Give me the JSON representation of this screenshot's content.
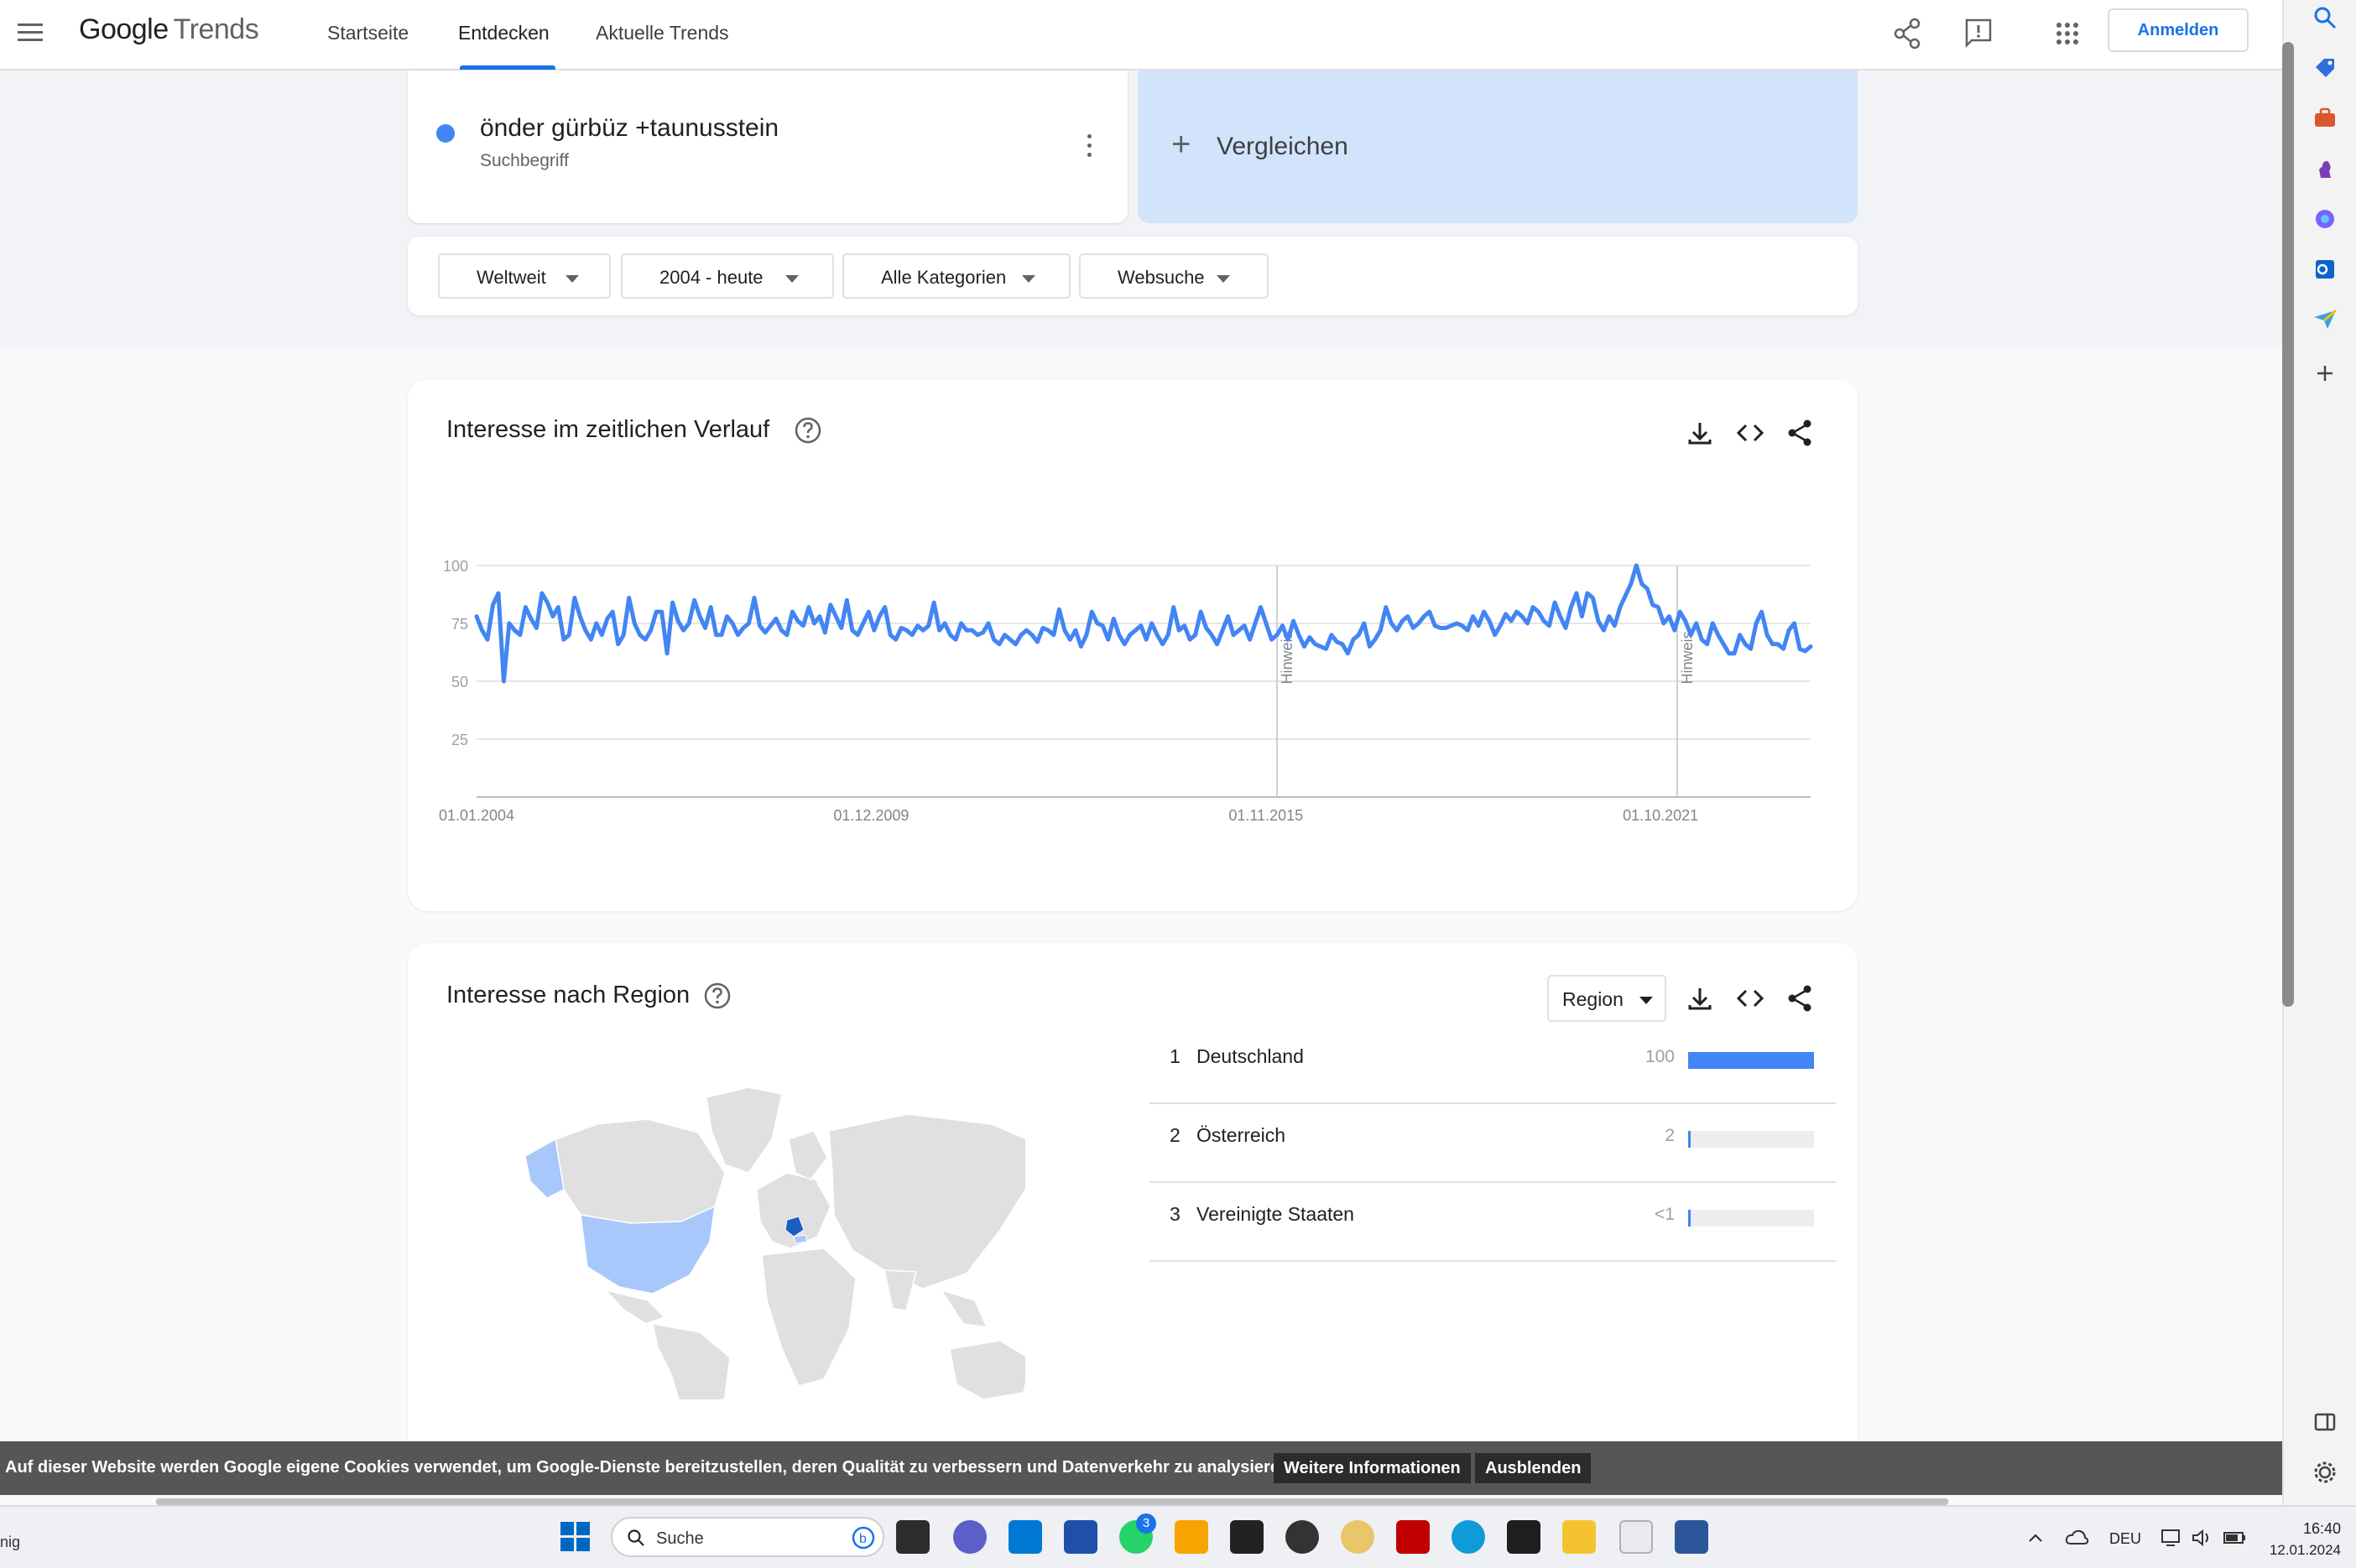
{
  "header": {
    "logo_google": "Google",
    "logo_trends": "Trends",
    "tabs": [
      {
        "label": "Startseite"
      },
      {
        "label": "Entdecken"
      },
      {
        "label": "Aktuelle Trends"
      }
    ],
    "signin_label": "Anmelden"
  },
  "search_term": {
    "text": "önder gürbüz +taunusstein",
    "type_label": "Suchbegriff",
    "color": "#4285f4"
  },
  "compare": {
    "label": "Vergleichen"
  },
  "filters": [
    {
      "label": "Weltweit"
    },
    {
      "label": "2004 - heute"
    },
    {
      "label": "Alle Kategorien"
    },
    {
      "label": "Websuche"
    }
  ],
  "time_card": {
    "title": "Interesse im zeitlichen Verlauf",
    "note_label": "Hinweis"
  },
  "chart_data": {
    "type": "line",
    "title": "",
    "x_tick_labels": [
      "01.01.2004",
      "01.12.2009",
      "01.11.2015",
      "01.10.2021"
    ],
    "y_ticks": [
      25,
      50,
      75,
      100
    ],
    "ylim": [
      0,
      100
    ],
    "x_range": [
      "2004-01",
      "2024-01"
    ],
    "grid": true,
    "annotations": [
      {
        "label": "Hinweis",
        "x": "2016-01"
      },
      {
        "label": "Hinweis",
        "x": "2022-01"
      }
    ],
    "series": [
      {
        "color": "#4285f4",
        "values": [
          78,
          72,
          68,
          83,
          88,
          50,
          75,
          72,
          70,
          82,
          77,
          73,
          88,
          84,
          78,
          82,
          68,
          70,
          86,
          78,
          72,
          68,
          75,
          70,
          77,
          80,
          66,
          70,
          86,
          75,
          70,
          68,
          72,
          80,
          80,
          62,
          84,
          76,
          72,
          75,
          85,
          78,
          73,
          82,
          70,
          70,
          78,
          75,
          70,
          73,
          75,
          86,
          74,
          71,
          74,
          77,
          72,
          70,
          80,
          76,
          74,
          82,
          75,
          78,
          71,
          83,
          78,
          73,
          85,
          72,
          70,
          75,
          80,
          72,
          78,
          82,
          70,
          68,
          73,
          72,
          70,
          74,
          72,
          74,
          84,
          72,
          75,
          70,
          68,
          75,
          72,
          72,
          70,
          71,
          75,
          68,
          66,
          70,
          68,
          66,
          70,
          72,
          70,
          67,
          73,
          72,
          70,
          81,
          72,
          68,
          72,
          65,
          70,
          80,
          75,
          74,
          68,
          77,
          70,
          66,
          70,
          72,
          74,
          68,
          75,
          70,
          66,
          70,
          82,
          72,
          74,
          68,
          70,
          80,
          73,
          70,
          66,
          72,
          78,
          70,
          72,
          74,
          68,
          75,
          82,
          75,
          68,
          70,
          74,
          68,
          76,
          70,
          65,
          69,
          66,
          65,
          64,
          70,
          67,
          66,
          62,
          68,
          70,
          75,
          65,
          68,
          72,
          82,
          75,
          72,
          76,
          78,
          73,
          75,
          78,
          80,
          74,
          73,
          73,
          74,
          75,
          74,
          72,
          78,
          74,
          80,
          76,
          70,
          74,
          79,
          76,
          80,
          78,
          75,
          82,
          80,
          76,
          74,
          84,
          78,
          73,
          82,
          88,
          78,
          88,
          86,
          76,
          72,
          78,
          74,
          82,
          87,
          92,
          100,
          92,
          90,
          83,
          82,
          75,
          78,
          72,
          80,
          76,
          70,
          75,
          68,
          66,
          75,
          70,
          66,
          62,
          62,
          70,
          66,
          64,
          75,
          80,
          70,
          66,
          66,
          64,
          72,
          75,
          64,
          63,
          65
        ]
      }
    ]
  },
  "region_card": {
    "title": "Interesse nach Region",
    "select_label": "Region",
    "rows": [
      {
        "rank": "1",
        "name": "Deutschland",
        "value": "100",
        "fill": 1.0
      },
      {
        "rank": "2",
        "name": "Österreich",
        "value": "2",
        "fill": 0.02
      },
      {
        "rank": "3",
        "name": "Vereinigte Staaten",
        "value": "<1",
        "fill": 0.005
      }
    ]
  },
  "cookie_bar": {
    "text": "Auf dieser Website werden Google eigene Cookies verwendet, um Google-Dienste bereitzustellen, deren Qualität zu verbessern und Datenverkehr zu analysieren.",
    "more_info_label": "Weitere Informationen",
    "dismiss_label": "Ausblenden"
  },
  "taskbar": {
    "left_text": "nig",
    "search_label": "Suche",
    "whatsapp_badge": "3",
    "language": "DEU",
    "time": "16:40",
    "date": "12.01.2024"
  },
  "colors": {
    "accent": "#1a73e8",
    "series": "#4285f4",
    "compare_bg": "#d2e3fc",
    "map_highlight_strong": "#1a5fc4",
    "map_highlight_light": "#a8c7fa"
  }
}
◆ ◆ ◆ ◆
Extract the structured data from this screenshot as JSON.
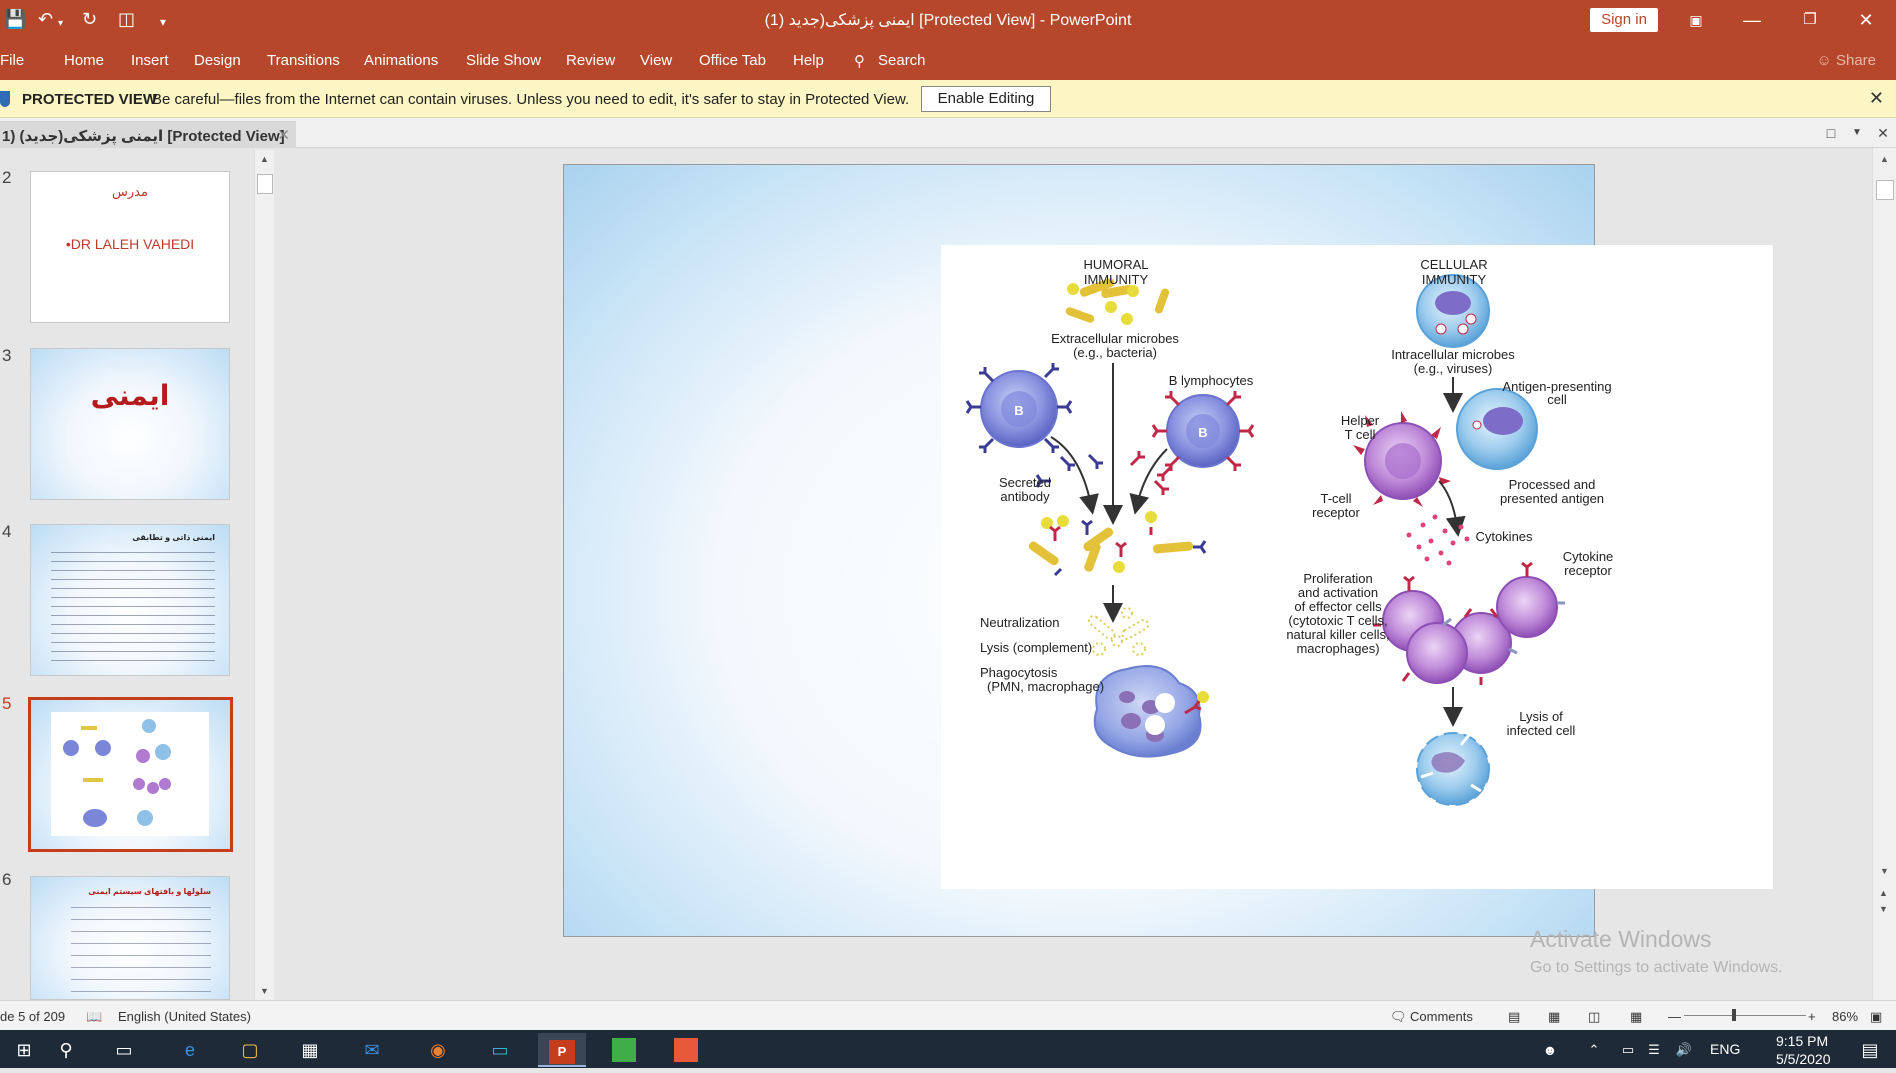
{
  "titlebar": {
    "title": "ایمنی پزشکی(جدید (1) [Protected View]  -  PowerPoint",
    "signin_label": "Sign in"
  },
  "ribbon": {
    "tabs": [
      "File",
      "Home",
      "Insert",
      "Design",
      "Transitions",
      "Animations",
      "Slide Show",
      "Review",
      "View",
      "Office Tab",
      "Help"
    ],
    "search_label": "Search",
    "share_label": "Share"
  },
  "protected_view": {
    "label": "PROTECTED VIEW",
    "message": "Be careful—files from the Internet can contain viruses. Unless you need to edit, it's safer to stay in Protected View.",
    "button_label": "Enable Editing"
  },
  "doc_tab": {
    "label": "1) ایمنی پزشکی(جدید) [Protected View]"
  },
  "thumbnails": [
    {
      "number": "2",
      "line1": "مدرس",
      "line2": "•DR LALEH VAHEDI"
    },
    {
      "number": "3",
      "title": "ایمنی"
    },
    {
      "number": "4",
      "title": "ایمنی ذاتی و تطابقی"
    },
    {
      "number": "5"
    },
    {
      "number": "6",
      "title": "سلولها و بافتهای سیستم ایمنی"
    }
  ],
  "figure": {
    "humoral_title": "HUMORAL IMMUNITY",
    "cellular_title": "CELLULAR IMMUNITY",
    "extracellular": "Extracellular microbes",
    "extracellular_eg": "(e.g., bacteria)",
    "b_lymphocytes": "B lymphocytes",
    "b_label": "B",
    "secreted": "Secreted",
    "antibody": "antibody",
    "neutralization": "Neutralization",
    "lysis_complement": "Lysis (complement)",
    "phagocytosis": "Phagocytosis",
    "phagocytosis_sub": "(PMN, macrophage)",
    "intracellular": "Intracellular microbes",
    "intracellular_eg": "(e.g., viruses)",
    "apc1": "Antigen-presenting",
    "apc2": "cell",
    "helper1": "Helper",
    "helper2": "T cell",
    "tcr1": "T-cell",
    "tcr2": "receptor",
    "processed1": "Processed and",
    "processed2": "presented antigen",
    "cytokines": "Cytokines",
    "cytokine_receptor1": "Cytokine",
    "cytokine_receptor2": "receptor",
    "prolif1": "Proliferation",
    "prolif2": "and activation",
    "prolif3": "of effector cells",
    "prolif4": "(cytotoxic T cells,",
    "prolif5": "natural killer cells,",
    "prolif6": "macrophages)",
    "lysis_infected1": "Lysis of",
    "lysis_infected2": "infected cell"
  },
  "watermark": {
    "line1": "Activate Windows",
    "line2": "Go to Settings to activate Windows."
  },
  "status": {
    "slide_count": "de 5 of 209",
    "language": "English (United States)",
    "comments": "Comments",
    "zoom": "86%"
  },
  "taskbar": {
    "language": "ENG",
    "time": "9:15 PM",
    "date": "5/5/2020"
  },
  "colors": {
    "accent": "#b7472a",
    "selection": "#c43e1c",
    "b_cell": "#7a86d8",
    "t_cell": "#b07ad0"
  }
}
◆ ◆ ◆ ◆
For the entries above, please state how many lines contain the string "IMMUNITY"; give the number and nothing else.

2